On 24 October 2016, the Secretary of State for Culture, Media and Sport, Karen Bradley, gave oral evidence to a Select Committee affirming that the UK will implement the General Data Protection Regulation (the "GDPR"). The Secretary of State stated that the UK will still be an EU Member State in May 2018, when enforcement of the GDPR begins, and "therefore it would be expected and quite normal for [the UK government] to opt into the GDPR and then look later at how best … to help British business with data protection while maintaining high levels of protection for members of the public." Although the announcement sounds as though the UK is choosing to be subject to the GDPR, the legal reality is that the GDPR will automatically become binding in the UK on 25 May 2018.
The GDPR is the first major legislative change to European Data Protection law since Directive (95/46/EC), which was written in the mid-1990s. The GDPR affects almost all organisations doing business in the EU (even those located outside the EU), creates tighter limits on processing of personal data, and gives greater rights to individuals. Failure to comply with the GDPR risks a maximum penalty of the greater of €20 million or 4% of worldwide turnover. White & Case has published a detailed GDPR Handbook, offering guidance on all of these issues, available here.
What does the announcement mean for businesses?

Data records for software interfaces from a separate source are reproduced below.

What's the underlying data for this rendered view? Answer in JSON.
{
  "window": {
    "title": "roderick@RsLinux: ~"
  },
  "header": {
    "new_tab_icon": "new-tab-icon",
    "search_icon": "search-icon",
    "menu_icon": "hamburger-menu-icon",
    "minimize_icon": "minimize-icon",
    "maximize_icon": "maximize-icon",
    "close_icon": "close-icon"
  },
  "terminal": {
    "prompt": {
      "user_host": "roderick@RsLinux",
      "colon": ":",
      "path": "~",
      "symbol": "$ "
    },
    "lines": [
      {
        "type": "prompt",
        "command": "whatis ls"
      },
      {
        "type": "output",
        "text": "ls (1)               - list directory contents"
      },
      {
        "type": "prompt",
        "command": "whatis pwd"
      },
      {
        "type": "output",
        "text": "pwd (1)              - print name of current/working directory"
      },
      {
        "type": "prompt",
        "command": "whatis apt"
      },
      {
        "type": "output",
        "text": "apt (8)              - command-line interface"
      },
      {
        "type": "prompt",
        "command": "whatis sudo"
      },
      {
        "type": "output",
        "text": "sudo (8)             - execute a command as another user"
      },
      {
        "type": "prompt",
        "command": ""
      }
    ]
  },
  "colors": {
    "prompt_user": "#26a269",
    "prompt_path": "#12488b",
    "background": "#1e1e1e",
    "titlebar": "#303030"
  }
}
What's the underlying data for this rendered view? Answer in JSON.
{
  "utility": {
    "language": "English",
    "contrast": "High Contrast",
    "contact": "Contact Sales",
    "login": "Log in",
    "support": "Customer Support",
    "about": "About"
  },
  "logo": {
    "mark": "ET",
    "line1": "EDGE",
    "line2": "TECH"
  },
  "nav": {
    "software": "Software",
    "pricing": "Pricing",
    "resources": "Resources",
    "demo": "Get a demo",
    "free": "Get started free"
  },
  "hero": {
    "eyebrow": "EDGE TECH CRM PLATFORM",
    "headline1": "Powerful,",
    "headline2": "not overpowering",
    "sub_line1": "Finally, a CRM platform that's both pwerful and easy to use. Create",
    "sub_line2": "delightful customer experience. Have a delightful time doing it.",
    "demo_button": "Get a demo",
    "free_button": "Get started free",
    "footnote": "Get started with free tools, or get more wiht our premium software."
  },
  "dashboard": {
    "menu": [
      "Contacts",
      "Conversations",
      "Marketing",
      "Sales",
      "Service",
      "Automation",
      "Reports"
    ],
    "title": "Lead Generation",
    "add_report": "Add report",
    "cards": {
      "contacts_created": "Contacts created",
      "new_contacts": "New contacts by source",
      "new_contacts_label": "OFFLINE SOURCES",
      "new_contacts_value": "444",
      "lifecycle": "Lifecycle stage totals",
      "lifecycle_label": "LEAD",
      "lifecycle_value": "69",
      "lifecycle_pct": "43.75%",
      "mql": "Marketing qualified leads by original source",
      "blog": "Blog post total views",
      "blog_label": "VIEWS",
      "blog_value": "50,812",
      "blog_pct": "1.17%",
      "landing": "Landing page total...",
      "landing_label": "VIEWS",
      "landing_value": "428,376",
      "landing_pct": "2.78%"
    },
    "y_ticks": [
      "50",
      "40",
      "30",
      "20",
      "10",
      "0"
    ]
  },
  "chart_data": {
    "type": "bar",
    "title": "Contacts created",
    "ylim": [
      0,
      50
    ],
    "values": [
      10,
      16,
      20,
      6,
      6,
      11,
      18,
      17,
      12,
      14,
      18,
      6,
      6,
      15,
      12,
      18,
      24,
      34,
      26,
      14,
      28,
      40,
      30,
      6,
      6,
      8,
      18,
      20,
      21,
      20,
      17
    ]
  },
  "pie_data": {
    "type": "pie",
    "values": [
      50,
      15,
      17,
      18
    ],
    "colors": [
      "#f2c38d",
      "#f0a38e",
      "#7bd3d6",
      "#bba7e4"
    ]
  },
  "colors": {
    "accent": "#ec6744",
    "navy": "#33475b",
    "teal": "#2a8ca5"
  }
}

There had been some uncertainty among UK businesses as to whether to invest resources in achieving GDPR compliance, given the lack of clarity around precisely what Brexit will look like. However, following the announcement by the Secretary of State, it is now explicitly clear that the GDPR will have the force of law in the UK, from 25 May 2018 until at least the date on which Brexit takes effect. This means that UK businesses, like businesses in any other EU Member State, will need to be compliant with the GDPR by 25 May 2018, or face enforcement action.

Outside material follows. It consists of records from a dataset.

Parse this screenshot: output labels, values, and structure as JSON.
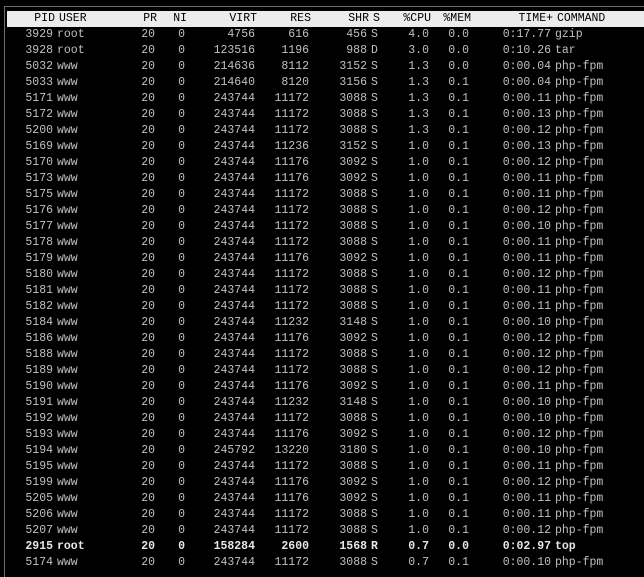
{
  "header": {
    "pid": "PID",
    "user": "USER",
    "pr": "PR",
    "ni": "NI",
    "virt": "VIRT",
    "res": "RES",
    "shr": "SHR",
    "s": "S",
    "cpu": "%CPU",
    "mem": "%MEM",
    "time": "TIME+",
    "command": "COMMAND"
  },
  "processes": [
    {
      "pid": "3929",
      "user": "root",
      "pr": "20",
      "ni": "0",
      "virt": "4756",
      "res": "616",
      "shr": "456",
      "s": "S",
      "cpu": "4.0",
      "mem": "0.0",
      "time": "0:17.77",
      "command": "gzip",
      "bold": false
    },
    {
      "pid": "3928",
      "user": "root",
      "pr": "20",
      "ni": "0",
      "virt": "123516",
      "res": "1196",
      "shr": "988",
      "s": "D",
      "cpu": "3.0",
      "mem": "0.0",
      "time": "0:10.26",
      "command": "tar",
      "bold": false
    },
    {
      "pid": "5032",
      "user": "www",
      "pr": "20",
      "ni": "0",
      "virt": "214636",
      "res": "8112",
      "shr": "3152",
      "s": "S",
      "cpu": "1.3",
      "mem": "0.0",
      "time": "0:00.04",
      "command": "php-fpm",
      "bold": false
    },
    {
      "pid": "5033",
      "user": "www",
      "pr": "20",
      "ni": "0",
      "virt": "214640",
      "res": "8120",
      "shr": "3156",
      "s": "S",
      "cpu": "1.3",
      "mem": "0.1",
      "time": "0:00.04",
      "command": "php-fpm",
      "bold": false
    },
    {
      "pid": "5171",
      "user": "www",
      "pr": "20",
      "ni": "0",
      "virt": "243744",
      "res": "11172",
      "shr": "3088",
      "s": "S",
      "cpu": "1.3",
      "mem": "0.1",
      "time": "0:00.11",
      "command": "php-fpm",
      "bold": false
    },
    {
      "pid": "5172",
      "user": "www",
      "pr": "20",
      "ni": "0",
      "virt": "243744",
      "res": "11172",
      "shr": "3088",
      "s": "S",
      "cpu": "1.3",
      "mem": "0.1",
      "time": "0:00.13",
      "command": "php-fpm",
      "bold": false
    },
    {
      "pid": "5200",
      "user": "www",
      "pr": "20",
      "ni": "0",
      "virt": "243744",
      "res": "11172",
      "shr": "3088",
      "s": "S",
      "cpu": "1.3",
      "mem": "0.1",
      "time": "0:00.12",
      "command": "php-fpm",
      "bold": false
    },
    {
      "pid": "5169",
      "user": "www",
      "pr": "20",
      "ni": "0",
      "virt": "243744",
      "res": "11236",
      "shr": "3152",
      "s": "S",
      "cpu": "1.0",
      "mem": "0.1",
      "time": "0:00.13",
      "command": "php-fpm",
      "bold": false
    },
    {
      "pid": "5170",
      "user": "www",
      "pr": "20",
      "ni": "0",
      "virt": "243744",
      "res": "11176",
      "shr": "3092",
      "s": "S",
      "cpu": "1.0",
      "mem": "0.1",
      "time": "0:00.12",
      "command": "php-fpm",
      "bold": false
    },
    {
      "pid": "5173",
      "user": "www",
      "pr": "20",
      "ni": "0",
      "virt": "243744",
      "res": "11176",
      "shr": "3092",
      "s": "S",
      "cpu": "1.0",
      "mem": "0.1",
      "time": "0:00.11",
      "command": "php-fpm",
      "bold": false
    },
    {
      "pid": "5175",
      "user": "www",
      "pr": "20",
      "ni": "0",
      "virt": "243744",
      "res": "11172",
      "shr": "3088",
      "s": "S",
      "cpu": "1.0",
      "mem": "0.1",
      "time": "0:00.11",
      "command": "php-fpm",
      "bold": false
    },
    {
      "pid": "5176",
      "user": "www",
      "pr": "20",
      "ni": "0",
      "virt": "243744",
      "res": "11172",
      "shr": "3088",
      "s": "S",
      "cpu": "1.0",
      "mem": "0.1",
      "time": "0:00.12",
      "command": "php-fpm",
      "bold": false
    },
    {
      "pid": "5177",
      "user": "www",
      "pr": "20",
      "ni": "0",
      "virt": "243744",
      "res": "11172",
      "shr": "3088",
      "s": "S",
      "cpu": "1.0",
      "mem": "0.1",
      "time": "0:00.10",
      "command": "php-fpm",
      "bold": false
    },
    {
      "pid": "5178",
      "user": "www",
      "pr": "20",
      "ni": "0",
      "virt": "243744",
      "res": "11172",
      "shr": "3088",
      "s": "S",
      "cpu": "1.0",
      "mem": "0.1",
      "time": "0:00.11",
      "command": "php-fpm",
      "bold": false
    },
    {
      "pid": "5179",
      "user": "www",
      "pr": "20",
      "ni": "0",
      "virt": "243744",
      "res": "11176",
      "shr": "3092",
      "s": "S",
      "cpu": "1.0",
      "mem": "0.1",
      "time": "0:00.11",
      "command": "php-fpm",
      "bold": false
    },
    {
      "pid": "5180",
      "user": "www",
      "pr": "20",
      "ni": "0",
      "virt": "243744",
      "res": "11172",
      "shr": "3088",
      "s": "S",
      "cpu": "1.0",
      "mem": "0.1",
      "time": "0:00.12",
      "command": "php-fpm",
      "bold": false
    },
    {
      "pid": "5181",
      "user": "www",
      "pr": "20",
      "ni": "0",
      "virt": "243744",
      "res": "11172",
      "shr": "3088",
      "s": "S",
      "cpu": "1.0",
      "mem": "0.1",
      "time": "0:00.11",
      "command": "php-fpm",
      "bold": false
    },
    {
      "pid": "5182",
      "user": "www",
      "pr": "20",
      "ni": "0",
      "virt": "243744",
      "res": "11172",
      "shr": "3088",
      "s": "S",
      "cpu": "1.0",
      "mem": "0.1",
      "time": "0:00.11",
      "command": "php-fpm",
      "bold": false
    },
    {
      "pid": "5184",
      "user": "www",
      "pr": "20",
      "ni": "0",
      "virt": "243744",
      "res": "11232",
      "shr": "3148",
      "s": "S",
      "cpu": "1.0",
      "mem": "0.1",
      "time": "0:00.10",
      "command": "php-fpm",
      "bold": false
    },
    {
      "pid": "5186",
      "user": "www",
      "pr": "20",
      "ni": "0",
      "virt": "243744",
      "res": "11176",
      "shr": "3092",
      "s": "S",
      "cpu": "1.0",
      "mem": "0.1",
      "time": "0:00.12",
      "command": "php-fpm",
      "bold": false
    },
    {
      "pid": "5188",
      "user": "www",
      "pr": "20",
      "ni": "0",
      "virt": "243744",
      "res": "11172",
      "shr": "3088",
      "s": "S",
      "cpu": "1.0",
      "mem": "0.1",
      "time": "0:00.12",
      "command": "php-fpm",
      "bold": false
    },
    {
      "pid": "5189",
      "user": "www",
      "pr": "20",
      "ni": "0",
      "virt": "243744",
      "res": "11172",
      "shr": "3088",
      "s": "S",
      "cpu": "1.0",
      "mem": "0.1",
      "time": "0:00.12",
      "command": "php-fpm",
      "bold": false
    },
    {
      "pid": "5190",
      "user": "www",
      "pr": "20",
      "ni": "0",
      "virt": "243744",
      "res": "11176",
      "shr": "3092",
      "s": "S",
      "cpu": "1.0",
      "mem": "0.1",
      "time": "0:00.11",
      "command": "php-fpm",
      "bold": false
    },
    {
      "pid": "5191",
      "user": "www",
      "pr": "20",
      "ni": "0",
      "virt": "243744",
      "res": "11232",
      "shr": "3148",
      "s": "S",
      "cpu": "1.0",
      "mem": "0.1",
      "time": "0:00.10",
      "command": "php-fpm",
      "bold": false
    },
    {
      "pid": "5192",
      "user": "www",
      "pr": "20",
      "ni": "0",
      "virt": "243744",
      "res": "11172",
      "shr": "3088",
      "s": "S",
      "cpu": "1.0",
      "mem": "0.1",
      "time": "0:00.10",
      "command": "php-fpm",
      "bold": false
    },
    {
      "pid": "5193",
      "user": "www",
      "pr": "20",
      "ni": "0",
      "virt": "243744",
      "res": "11176",
      "shr": "3092",
      "s": "S",
      "cpu": "1.0",
      "mem": "0.1",
      "time": "0:00.12",
      "command": "php-fpm",
      "bold": false
    },
    {
      "pid": "5194",
      "user": "www",
      "pr": "20",
      "ni": "0",
      "virt": "245792",
      "res": "13220",
      "shr": "3180",
      "s": "S",
      "cpu": "1.0",
      "mem": "0.1",
      "time": "0:00.10",
      "command": "php-fpm",
      "bold": false
    },
    {
      "pid": "5195",
      "user": "www",
      "pr": "20",
      "ni": "0",
      "virt": "243744",
      "res": "11172",
      "shr": "3088",
      "s": "S",
      "cpu": "1.0",
      "mem": "0.1",
      "time": "0:00.11",
      "command": "php-fpm",
      "bold": false
    },
    {
      "pid": "5199",
      "user": "www",
      "pr": "20",
      "ni": "0",
      "virt": "243744",
      "res": "11176",
      "shr": "3092",
      "s": "S",
      "cpu": "1.0",
      "mem": "0.1",
      "time": "0:00.12",
      "command": "php-fpm",
      "bold": false
    },
    {
      "pid": "5205",
      "user": "www",
      "pr": "20",
      "ni": "0",
      "virt": "243744",
      "res": "11176",
      "shr": "3092",
      "s": "S",
      "cpu": "1.0",
      "mem": "0.1",
      "time": "0:00.11",
      "command": "php-fpm",
      "bold": false
    },
    {
      "pid": "5206",
      "user": "www",
      "pr": "20",
      "ni": "0",
      "virt": "243744",
      "res": "11172",
      "shr": "3088",
      "s": "S",
      "cpu": "1.0",
      "mem": "0.1",
      "time": "0:00.11",
      "command": "php-fpm",
      "bold": false
    },
    {
      "pid": "5207",
      "user": "www",
      "pr": "20",
      "ni": "0",
      "virt": "243744",
      "res": "11172",
      "shr": "3088",
      "s": "S",
      "cpu": "1.0",
      "mem": "0.1",
      "time": "0:00.12",
      "command": "php-fpm",
      "bold": false
    },
    {
      "pid": "2915",
      "user": "root",
      "pr": "20",
      "ni": "0",
      "virt": "158284",
      "res": "2600",
      "shr": "1568",
      "s": "R",
      "cpu": "0.7",
      "mem": "0.0",
      "time": "0:02.97",
      "command": "top",
      "bold": true
    },
    {
      "pid": "5174",
      "user": "www",
      "pr": "20",
      "ni": "0",
      "virt": "243744",
      "res": "11172",
      "shr": "3088",
      "s": "S",
      "cpu": "0.7",
      "mem": "0.1",
      "time": "0:00.10",
      "command": "php-fpm",
      "bold": false
    }
  ]
}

What happens after Brexit takes effect?
The direct consequences of Brexit for UK businesses depend largely on how the UK's relationship with the EU and the European Economic Area ("EEA") will look post-Brexit:
If the UK joins the EEA, then the GDPR will continue to apply in the UK. There will be some minor practical changes (e.g., businesses will not be able to select the UK as their place of "main establishment" for data protection purposes, and the UK Information Commissioner's Office (the "ICO") will have diminished influence in the EU). However, on the whole, the same data protection compliance requirements will continue to apply in the UK post-Brexit under this scenario.

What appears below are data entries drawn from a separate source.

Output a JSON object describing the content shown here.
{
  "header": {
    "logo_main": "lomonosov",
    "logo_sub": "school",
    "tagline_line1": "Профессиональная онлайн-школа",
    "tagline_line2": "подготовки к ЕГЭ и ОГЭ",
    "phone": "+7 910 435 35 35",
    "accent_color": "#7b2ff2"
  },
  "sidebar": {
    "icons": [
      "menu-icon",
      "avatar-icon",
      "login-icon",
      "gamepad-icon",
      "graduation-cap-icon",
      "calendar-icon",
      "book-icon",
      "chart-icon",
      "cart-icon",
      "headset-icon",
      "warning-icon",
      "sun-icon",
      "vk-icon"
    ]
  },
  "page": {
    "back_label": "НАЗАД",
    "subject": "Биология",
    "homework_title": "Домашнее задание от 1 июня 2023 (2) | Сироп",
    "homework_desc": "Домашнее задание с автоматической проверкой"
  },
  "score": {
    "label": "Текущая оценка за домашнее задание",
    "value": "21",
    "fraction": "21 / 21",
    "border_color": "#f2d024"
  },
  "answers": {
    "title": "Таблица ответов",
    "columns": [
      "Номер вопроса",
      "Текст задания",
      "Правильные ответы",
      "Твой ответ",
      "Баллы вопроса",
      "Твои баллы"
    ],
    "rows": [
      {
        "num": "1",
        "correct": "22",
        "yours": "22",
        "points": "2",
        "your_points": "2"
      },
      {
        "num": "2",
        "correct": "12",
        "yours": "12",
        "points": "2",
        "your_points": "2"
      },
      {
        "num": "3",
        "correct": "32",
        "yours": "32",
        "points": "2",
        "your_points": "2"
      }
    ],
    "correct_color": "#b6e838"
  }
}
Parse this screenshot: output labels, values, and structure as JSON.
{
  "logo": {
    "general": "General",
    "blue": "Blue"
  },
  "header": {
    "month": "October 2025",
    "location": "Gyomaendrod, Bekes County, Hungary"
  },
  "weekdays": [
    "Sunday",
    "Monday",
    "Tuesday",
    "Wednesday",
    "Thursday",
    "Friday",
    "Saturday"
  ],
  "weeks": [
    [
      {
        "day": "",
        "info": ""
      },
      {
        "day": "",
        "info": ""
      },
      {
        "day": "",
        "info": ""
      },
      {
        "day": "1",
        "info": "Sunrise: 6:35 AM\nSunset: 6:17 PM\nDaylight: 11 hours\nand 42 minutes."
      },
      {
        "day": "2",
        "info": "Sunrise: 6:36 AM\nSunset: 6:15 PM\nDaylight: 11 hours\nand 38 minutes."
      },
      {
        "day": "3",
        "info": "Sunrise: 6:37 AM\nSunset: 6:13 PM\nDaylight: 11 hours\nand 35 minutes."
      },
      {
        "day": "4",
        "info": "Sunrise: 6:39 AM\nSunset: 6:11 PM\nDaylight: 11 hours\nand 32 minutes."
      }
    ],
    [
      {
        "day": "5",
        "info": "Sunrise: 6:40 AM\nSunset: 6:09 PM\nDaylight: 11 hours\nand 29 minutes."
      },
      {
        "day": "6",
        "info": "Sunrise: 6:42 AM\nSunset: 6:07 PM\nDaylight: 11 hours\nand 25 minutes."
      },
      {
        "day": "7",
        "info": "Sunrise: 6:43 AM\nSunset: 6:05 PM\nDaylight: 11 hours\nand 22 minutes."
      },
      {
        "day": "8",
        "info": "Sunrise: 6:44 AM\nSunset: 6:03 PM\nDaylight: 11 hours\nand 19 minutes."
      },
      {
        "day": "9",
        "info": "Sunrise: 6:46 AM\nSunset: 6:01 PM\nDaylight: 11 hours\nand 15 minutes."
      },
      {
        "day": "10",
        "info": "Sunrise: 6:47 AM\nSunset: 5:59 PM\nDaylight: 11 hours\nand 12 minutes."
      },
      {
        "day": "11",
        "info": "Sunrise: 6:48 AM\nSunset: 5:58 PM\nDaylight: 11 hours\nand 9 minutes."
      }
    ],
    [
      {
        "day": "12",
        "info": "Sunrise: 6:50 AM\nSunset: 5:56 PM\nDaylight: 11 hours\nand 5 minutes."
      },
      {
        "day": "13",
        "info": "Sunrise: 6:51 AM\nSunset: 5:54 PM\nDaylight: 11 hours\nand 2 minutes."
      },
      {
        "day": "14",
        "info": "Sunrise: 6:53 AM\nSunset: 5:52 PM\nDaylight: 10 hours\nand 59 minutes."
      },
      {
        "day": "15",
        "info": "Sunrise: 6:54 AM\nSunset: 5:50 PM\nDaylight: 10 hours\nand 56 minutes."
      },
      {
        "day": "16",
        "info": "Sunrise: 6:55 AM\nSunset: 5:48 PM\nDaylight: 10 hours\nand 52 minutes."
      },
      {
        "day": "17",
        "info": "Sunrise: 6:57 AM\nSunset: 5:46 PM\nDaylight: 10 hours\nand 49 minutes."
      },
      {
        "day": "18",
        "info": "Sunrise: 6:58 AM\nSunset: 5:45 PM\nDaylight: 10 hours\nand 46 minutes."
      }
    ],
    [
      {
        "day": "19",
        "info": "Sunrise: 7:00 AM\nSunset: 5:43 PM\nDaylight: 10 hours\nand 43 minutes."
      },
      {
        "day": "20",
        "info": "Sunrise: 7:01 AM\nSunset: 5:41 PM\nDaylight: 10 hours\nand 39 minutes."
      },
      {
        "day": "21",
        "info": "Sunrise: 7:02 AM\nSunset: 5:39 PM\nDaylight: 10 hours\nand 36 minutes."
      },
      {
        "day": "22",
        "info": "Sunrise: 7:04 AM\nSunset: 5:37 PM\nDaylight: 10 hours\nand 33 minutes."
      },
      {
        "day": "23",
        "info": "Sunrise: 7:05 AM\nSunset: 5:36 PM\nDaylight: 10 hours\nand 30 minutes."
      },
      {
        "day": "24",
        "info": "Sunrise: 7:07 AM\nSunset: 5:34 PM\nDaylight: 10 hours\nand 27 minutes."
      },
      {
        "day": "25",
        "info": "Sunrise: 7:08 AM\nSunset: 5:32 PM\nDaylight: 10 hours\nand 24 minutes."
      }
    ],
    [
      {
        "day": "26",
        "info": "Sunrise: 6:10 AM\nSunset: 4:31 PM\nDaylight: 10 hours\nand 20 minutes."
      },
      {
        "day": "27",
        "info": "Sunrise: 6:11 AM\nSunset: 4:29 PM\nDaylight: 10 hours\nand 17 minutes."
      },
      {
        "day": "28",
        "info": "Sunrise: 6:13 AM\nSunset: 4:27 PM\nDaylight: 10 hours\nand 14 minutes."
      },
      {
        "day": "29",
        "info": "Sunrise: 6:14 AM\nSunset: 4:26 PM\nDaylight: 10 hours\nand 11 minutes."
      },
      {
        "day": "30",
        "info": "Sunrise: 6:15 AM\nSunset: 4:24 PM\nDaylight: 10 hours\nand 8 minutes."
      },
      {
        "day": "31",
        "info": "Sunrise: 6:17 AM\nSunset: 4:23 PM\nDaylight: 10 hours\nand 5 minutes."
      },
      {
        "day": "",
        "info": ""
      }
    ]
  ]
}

If the UK does not join the EEA, then the GDPR will no longer apply in the UK. It will no longer be lawful to transfer personal data from the remaining EU Member States to the UK without additional legal protections (e.g., consent, or contractual safeguards). The UK will almost certainly seek an "adequacy decision" from the European Commission (removing the need for these additional protections). In order to obtain such a decision, the UK will need a national data protection law that provides essentially the same level of protection as is provided by the GDPR. However, even if the UK does obtain an adequacy decision, it will not necessarily have that decision in place on the effective date of Brexit, meaning that businesses may have to implement additional data transfer safeguards as an interim measure.
The ICO has stated that it will work with the government and provide advice on the continuing application of the GDPR, or any replacement regime, after Brexit. For UK businesses, the key conclusion is that GDPR compliance needs to be achieved by 25 May 2018. Post-Brexit, the UK will either be subject to the GDPR, or is likely to have a law that is functionally very similar to the GDPR. Consequently, efforts made to achieve GDPR compliance are likely to be sensible investments that will stand businesses in good stead over the long term.
Victoria Speers, a Trainee Solicitor at White & Case, assisted in the development of this publication.